Is it fair that Australians pay more tax on one beer than the oil and gas industry pays in petroleum tax on offshore gas in a year? Might a 10% royalty guaranteeing annual revenue of between $1.3 billion and $2.8 billion be a better way to go? These are the issues rightly raised by a report just out by the McKell Institute called ‘Harnessing the Boom.’ It was written by Richard Holden, a Professor of Economics at UNSW Business School. There are some great resources on a campaign site over this issue here. One of our colleagues at Tax Justice Network Australia Jason Ward takes up the story for us here:

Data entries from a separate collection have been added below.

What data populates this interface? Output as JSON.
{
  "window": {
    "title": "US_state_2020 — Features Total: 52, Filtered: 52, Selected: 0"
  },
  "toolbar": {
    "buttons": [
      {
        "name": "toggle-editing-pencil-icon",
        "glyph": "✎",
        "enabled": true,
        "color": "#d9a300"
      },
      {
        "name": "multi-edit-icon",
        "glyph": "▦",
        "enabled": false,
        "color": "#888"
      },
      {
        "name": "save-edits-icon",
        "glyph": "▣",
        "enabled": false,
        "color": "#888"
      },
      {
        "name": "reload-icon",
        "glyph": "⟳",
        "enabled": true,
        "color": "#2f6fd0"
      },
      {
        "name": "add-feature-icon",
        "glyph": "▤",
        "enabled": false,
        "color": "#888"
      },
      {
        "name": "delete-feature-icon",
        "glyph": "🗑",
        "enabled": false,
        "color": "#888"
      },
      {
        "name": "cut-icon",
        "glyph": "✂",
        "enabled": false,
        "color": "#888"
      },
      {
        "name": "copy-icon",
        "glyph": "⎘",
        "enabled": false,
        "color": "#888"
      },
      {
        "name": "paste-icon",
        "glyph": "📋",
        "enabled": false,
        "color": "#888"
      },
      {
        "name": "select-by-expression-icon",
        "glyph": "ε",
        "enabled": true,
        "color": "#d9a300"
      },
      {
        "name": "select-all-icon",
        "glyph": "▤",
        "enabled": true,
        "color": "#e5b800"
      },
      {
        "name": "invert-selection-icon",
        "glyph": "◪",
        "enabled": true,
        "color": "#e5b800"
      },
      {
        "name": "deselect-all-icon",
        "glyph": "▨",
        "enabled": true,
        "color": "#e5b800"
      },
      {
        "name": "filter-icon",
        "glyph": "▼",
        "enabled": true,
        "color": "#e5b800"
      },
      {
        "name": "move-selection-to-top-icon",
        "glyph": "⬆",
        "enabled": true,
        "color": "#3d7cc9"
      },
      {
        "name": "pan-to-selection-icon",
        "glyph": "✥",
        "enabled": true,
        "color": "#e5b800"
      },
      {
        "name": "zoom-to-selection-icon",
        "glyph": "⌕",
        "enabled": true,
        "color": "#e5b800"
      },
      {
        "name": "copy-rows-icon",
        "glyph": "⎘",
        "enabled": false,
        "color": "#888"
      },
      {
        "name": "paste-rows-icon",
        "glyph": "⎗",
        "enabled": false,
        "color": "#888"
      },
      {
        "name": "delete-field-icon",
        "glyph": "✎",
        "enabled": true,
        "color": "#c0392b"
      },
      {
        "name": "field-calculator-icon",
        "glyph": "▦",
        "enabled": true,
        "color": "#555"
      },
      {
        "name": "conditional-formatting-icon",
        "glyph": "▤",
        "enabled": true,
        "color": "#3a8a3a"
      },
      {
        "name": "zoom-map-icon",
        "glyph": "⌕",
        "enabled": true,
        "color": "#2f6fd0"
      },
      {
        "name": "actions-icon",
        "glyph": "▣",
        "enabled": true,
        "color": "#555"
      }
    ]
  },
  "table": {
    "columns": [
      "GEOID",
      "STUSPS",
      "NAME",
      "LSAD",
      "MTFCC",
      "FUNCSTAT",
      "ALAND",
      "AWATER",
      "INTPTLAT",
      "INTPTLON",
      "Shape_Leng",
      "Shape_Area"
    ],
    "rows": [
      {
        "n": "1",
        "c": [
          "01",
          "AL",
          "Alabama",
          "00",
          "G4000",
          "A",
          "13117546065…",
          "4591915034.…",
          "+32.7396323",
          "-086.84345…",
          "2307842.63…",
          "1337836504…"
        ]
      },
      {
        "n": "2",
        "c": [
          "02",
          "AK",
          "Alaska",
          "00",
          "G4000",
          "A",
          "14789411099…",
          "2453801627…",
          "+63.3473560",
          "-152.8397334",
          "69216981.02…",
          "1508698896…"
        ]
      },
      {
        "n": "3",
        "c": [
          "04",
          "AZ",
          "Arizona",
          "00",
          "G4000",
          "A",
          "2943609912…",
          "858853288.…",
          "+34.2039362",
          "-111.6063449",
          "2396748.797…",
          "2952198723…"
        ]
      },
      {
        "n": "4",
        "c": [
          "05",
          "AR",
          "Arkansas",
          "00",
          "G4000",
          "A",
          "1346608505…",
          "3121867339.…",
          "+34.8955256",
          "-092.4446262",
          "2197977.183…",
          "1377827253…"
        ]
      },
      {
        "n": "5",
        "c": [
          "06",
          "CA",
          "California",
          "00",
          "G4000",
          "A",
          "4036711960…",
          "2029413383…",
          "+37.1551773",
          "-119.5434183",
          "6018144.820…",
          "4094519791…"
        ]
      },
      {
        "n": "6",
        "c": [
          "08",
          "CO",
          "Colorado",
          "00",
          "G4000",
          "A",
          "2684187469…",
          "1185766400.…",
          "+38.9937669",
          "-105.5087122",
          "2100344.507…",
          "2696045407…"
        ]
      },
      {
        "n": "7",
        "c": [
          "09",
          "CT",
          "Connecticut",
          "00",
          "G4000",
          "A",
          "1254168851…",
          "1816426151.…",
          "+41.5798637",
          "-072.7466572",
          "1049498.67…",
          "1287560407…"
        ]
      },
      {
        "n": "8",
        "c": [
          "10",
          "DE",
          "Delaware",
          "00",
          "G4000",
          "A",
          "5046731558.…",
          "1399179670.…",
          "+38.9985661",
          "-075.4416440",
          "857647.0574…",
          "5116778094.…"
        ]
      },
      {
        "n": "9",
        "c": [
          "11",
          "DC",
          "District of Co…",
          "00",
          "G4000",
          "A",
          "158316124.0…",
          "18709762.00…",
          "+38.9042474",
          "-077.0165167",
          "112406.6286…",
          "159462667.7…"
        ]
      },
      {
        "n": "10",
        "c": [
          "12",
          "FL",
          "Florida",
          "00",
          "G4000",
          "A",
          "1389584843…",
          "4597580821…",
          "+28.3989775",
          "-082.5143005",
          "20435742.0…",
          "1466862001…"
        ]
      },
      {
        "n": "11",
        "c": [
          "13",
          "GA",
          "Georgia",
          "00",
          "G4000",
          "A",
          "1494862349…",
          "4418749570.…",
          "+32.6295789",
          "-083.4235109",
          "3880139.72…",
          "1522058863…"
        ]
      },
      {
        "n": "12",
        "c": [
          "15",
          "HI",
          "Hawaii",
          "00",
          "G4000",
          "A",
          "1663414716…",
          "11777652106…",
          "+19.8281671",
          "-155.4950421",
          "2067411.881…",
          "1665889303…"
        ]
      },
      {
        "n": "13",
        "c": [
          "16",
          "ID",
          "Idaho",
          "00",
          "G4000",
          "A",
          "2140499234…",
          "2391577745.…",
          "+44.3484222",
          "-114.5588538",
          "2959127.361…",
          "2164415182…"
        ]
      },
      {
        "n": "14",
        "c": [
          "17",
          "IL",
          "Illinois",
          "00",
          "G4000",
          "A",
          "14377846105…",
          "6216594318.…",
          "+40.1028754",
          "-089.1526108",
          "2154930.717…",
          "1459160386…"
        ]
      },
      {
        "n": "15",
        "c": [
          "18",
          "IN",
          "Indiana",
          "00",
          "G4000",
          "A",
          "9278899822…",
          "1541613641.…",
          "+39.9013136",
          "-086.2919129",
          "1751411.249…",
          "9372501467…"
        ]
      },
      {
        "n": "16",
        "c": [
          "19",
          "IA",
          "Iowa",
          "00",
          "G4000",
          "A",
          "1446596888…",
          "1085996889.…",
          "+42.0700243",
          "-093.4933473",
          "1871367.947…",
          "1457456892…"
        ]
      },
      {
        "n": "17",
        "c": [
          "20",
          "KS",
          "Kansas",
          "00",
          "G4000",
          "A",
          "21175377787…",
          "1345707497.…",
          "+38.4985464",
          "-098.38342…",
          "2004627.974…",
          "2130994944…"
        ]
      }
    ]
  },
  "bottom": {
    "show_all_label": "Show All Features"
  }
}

The Tax Justice Network Australia (TJN-Aus) has had major wins in getting the Australian government to tackle corporate tax dodging. Currently TJN-Aus is running a campaign to push the government to reform the primary tax on oil and gas production, the Petroleum Rent Resource Tax (PRRT).
The current boom in exports of liquified natural gas (LNG) will catapult Australia over Qatar as the world’s largest exporter. However, on the same volume in 2019/20 Qatar will generate over $26 billion in royalties will Australia will earn nothing in PRRT from LNG. Qatar will also earn significantly more revenue from dividends from state-owned companies and corporate income tax payments.
As governments (slowly) get to grips with the fact that tax havens are inflicting great harm on economies and democracies across the globe, facilitating mega amounts of tax dodging, and vast movements of criminal money by way of the secrecy services some of them offer, the question of our times is how we deal with them. Attempts to create tax haven blacklists (in order to potentially implement sanctions for non-cooperative jurisdictions) have so far been farcical as we’ve noted many times, most recently commenting on the European Union’s current work compiling its own blacklist system, here and here. So far the criteria for inclusion in tax haven blacklists has been weak, such lists have been ineffective and it’s been far too easy for some of the world’s worst offenders to wriggle their way out of them, or simply be big and bad enough not to worry about being included in the first place – for example – Tax Haven USA. If the EU, or anyone else really wanted to do this properly, the work’s already been done for them – with the best objective ranking available – the Tax Justice Network’s Financial Secrecy Index.
By Alex Cobham
There are now a range of estimates of the global scale of tax avoidance. These include:
- the $600 billion annual tax loss estimated by IMF researchers Crivelli et al. (2015; 2016), which divides roughly into $400 billion of OECD losses and $200 billion elsewhere;
- the $100 billion annual tax losses that UNCTAD’s World Investment Report 2015 estimated for developing countries due only to conduit FDI investment through ‘tax havens’;
- the $100 billion to $240 billion globally that OECD researchers estimate;
- the $130 billion globally that we have estimated as annual losses due to avoidance by US multinationals only; and so on.
New figures published today by the Tax Justice Network provide a country-level breakdown of the estimated tax losses to profit shifting by multinational companies. Applying a methodology developed by researchers at the International Monetary Fund to an improved dataset, the results indicate global losses of around $500 billion a year. The figures appear in a study published today by the United Nations University World Institute for Development Economics Research (UNU-WIDER, in Helsinki).
The problems with measuring tax systems SPERI
‘In debates about tax policy we need to de-emphasise the role of economics and measurement and rekindle the politics’. Blog by TJN’s Nicholas Shaxson, author of Treasure Islands: Tax Havens and the Men Who Stole the World.
The Despot’s Guide to Wealth Management – On the International Campaign against Grand Corruption
New book by Jason Sharman
How human rights law has been used to guarantee corporations a ‘right to profit The Conversation
Read about Tax Justice and Human Rights here.